The president of Petroleos de Venezuela S.A.’s lubricant business was one of several company officials arrested early this month on corruption allegations by a committee appointed to reform the national oil company.
The committee, Alli Rodriguez Araque, has a stated purpose to root out corruption and to improve operations, but critics contend that it is taking action against political foes of President Nicolas Maduro.
The executive arrested was Oscar Rafael Aponte Landaeta, president of Venezolana de Aceites y Solventes Vassa, which is PdVSA’s engine oil and lubricant subsidiary. It is commonly known as Vassa.
According to the restructuring committee led by Minister of industries and National Production Terek El-Aissami, the Public Prosecutor’s office arrested Landaeta based on allegations of smuggling Vassa products, receiving commissions on overpriced transit contracts and the irregular use of company facilities for personal benefit and third-party companies.
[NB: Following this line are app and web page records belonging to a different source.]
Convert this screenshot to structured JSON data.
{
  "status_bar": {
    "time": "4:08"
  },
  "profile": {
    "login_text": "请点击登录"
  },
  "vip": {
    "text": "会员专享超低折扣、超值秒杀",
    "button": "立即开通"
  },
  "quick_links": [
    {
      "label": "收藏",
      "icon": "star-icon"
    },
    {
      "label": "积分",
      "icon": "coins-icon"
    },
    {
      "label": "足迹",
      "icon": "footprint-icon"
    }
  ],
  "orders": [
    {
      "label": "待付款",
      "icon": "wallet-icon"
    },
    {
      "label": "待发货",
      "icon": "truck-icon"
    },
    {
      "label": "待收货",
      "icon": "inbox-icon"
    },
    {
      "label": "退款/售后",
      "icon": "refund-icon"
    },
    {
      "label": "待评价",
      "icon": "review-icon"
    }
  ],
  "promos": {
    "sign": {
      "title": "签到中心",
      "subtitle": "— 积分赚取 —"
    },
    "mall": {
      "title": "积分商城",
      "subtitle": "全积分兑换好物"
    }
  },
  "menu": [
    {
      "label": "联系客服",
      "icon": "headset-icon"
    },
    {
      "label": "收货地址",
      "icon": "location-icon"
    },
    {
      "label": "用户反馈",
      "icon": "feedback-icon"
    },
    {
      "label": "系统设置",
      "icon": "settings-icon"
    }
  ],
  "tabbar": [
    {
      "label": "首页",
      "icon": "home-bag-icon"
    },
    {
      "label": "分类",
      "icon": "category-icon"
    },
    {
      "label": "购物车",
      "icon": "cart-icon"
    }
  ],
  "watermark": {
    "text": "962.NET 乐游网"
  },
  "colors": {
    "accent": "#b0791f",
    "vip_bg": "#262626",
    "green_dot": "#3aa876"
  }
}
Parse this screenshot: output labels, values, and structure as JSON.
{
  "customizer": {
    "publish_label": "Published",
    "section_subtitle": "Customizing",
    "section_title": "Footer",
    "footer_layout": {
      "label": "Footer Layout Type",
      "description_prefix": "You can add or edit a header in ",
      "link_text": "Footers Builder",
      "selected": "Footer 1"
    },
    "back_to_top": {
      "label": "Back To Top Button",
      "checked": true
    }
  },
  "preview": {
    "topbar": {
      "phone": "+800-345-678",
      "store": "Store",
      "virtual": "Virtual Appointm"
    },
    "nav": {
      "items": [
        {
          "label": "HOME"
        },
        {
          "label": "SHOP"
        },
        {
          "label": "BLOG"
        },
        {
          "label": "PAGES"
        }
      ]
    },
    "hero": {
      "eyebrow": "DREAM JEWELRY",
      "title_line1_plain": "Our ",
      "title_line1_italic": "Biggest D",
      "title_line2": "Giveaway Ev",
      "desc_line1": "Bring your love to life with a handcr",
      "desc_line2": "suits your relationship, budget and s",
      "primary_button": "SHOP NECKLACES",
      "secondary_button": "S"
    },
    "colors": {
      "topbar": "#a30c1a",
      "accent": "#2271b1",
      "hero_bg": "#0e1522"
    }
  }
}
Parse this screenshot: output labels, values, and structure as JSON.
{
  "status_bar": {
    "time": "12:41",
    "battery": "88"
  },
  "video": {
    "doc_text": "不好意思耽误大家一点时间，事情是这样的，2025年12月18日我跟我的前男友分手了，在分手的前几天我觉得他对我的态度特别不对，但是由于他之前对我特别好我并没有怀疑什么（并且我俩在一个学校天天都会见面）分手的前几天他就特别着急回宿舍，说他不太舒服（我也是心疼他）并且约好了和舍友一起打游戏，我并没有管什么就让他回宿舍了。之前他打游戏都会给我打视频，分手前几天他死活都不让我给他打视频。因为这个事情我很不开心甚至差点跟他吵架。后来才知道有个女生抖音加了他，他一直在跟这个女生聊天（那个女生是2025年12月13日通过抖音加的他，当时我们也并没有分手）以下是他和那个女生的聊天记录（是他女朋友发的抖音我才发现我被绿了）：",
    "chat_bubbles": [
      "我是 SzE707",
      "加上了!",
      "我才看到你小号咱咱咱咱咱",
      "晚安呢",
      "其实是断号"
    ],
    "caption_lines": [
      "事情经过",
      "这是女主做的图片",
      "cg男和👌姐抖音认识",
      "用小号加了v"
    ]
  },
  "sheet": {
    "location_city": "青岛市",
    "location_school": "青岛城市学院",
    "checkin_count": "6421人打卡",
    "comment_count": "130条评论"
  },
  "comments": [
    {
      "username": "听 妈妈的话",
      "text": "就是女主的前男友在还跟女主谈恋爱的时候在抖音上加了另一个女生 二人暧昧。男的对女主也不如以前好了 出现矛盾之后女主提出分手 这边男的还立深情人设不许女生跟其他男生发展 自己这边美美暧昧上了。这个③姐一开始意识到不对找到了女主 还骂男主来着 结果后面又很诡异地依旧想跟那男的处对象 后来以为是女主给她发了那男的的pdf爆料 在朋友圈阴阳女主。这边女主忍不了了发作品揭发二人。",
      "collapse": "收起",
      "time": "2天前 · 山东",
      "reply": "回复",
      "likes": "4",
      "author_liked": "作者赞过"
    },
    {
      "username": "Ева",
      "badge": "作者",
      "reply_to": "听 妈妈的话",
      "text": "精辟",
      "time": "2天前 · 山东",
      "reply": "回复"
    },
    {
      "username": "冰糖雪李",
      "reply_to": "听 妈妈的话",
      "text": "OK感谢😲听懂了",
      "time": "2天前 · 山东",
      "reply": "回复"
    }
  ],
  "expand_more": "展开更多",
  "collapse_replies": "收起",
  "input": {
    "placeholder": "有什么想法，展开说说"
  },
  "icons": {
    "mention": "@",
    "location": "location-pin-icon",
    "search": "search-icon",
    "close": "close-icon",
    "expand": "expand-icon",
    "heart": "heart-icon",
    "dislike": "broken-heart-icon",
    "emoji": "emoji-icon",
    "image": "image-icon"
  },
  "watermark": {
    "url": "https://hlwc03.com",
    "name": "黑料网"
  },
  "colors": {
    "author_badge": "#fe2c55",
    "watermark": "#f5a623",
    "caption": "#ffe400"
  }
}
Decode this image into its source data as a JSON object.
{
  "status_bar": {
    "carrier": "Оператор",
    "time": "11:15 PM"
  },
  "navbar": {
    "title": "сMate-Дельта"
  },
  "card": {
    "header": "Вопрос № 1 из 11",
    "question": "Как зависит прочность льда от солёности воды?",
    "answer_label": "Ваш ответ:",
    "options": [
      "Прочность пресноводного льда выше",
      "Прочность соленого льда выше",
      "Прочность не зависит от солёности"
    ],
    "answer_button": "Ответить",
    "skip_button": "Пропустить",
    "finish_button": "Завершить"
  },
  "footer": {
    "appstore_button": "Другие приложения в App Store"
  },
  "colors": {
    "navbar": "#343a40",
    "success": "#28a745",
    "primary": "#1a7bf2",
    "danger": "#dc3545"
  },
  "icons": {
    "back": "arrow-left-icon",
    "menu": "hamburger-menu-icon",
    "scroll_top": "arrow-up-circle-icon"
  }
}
The executive allegedly diverted strategic material such as lubricants, greases and sulfonic acid from Vassa by manipulating the company’s computer systems and hiding irregularities in the dispatch of those products, local TV channel NTN24 reported.
The VASSA facility, which was being used for illegal lubricant refills and to divert some of which is used for vehicles, was located in the city of Barinas, according to local research and data group La Table.
Among the other executives now behind bars are Oswaldo Vargas, who is president of PdVSA shipping subsidiary PDV Marina. He was charged with fuel smuggling. In addition, two former PdVSA managers were accused of espionage for the United States, local news service Entorno Intelegente reported. They are PdVSA special operations manager Alfredo Marcial Chirinos Azuaja and General Manager of Crude Oil Operations Aryenis Torrealba.
According to local political risk and oil consultant Jose Chalhoub, all of this PdVSA shakeup is actually happening, but he is unconvinced that it will lead to anything really positive for the lubricant market. “The situation is critical. We need real changes and not just superficial temporary solutions,” Chalhoub told Lube Report. The Venezuela lubricant market has struggled with severe shortages for more than a year as the domestic economy crumbles.
As for Landaeta, besides being president of PdVSA Vassa, he is commissioner of Venezuela’s national drug enforcement office and a National Guard Colonel.
Focused on the production and commercialization of petrochemicals and automobile lubricants, Vassa was nationalized in 2010 by Bolivarian Revolution leader Hugo Chavez to increase production and incorporate the working class, according to state-run Venezuela TV. The company was formerly known as Industrias Venoco.
“Actually, not much of the lubricants and motor oil in Venezuela is coming from PDVSA, and most of it is being imported from the United States, some coming from Shell,” said Chalhoub.
“However, the quality of some of the motor oil and gasoline being imported into the country – mostly from Russia and Spain – is not the best and this has been damaging some cars. Generally speaking, I’ve heard that the U.S. product is good,” the consultant added.